#### EXERCISE PROMPT
Please reproduce all the records exactly while leaving out their pictures.

#### Collection entries

━━━━━━━━━━━━━━━━━━━━

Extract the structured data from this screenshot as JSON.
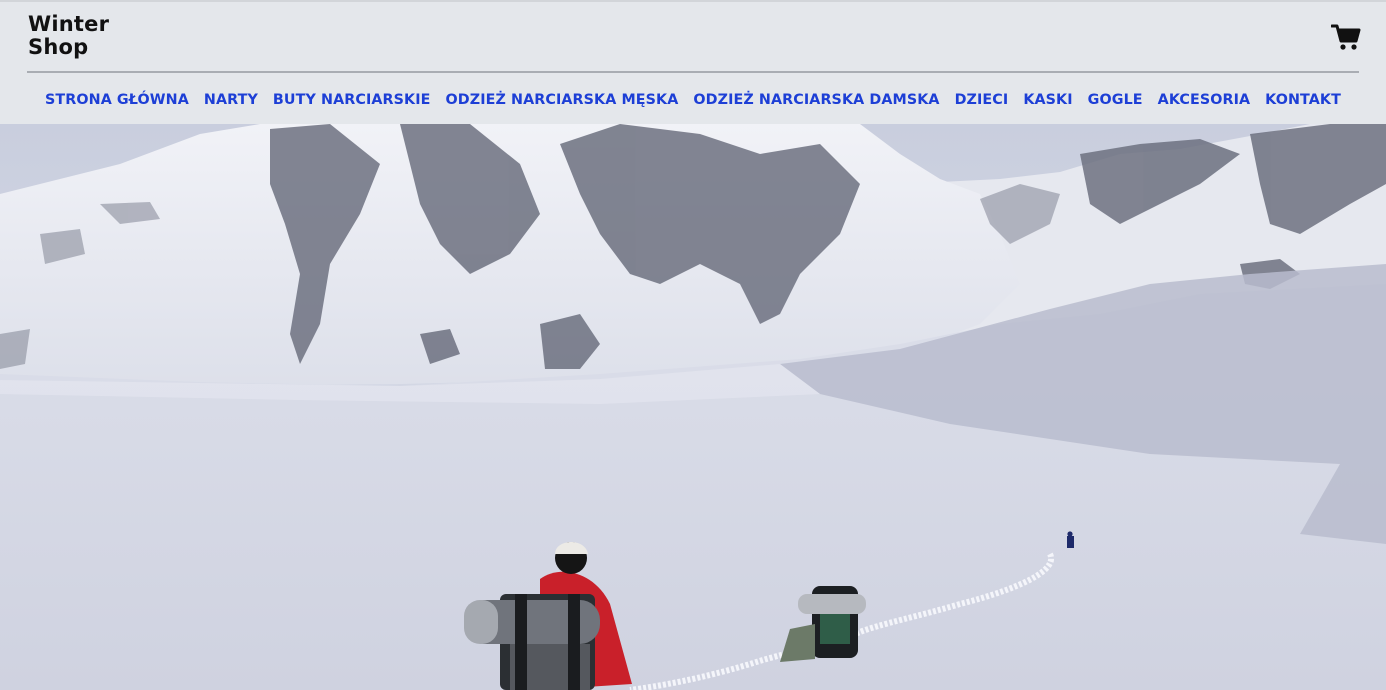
{
  "header": {
    "logo_line1": "Winter",
    "logo_line2": "Shop",
    "cart_icon": "shopping-cart-icon"
  },
  "nav": {
    "items": [
      "STRONA GŁÓWNA",
      "NARTY",
      "BUTY NARCIARSKIE",
      "ODZIEŻ NARCIARSKA MĘSKA",
      "ODZIEŻ NARCIARSKA DAMSKA",
      "DZIECI",
      "KASKI",
      "GOGLE",
      "AKCESORIA",
      "KONTAKT"
    ]
  },
  "colors": {
    "header_bg": "#e4e7eb",
    "nav_link": "#1d3fd6",
    "logo_text": "#111111"
  }
}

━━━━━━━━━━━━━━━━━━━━

#### ANSWER BOX
Extract the structured data from this screenshot as JSON.
{
  "header": {
    "logo_line1": "Winter",
    "logo_line2": "Shop",
    "cart_icon": "shopping-cart-icon"
  },
  "nav": {
    "items": [
      "STRONA GŁÓWNA",
      "NARTY",
      "BUTY NARCIARSKIE",
      "ODZIEŻ NARCIARSKA MĘSKA",
      "ODZIEŻ NARCIARSKA DAMSKA",
      "DZIECI",
      "KASKI",
      "GOGLE",
      "AKCESORIA",
      "KONTAKT"
    ]
  },
  "colors": {
    "header_bg": "#e4e7eb",
    "nav_link": "#1d3fd6",
    "logo_text": "#111111"
  }
}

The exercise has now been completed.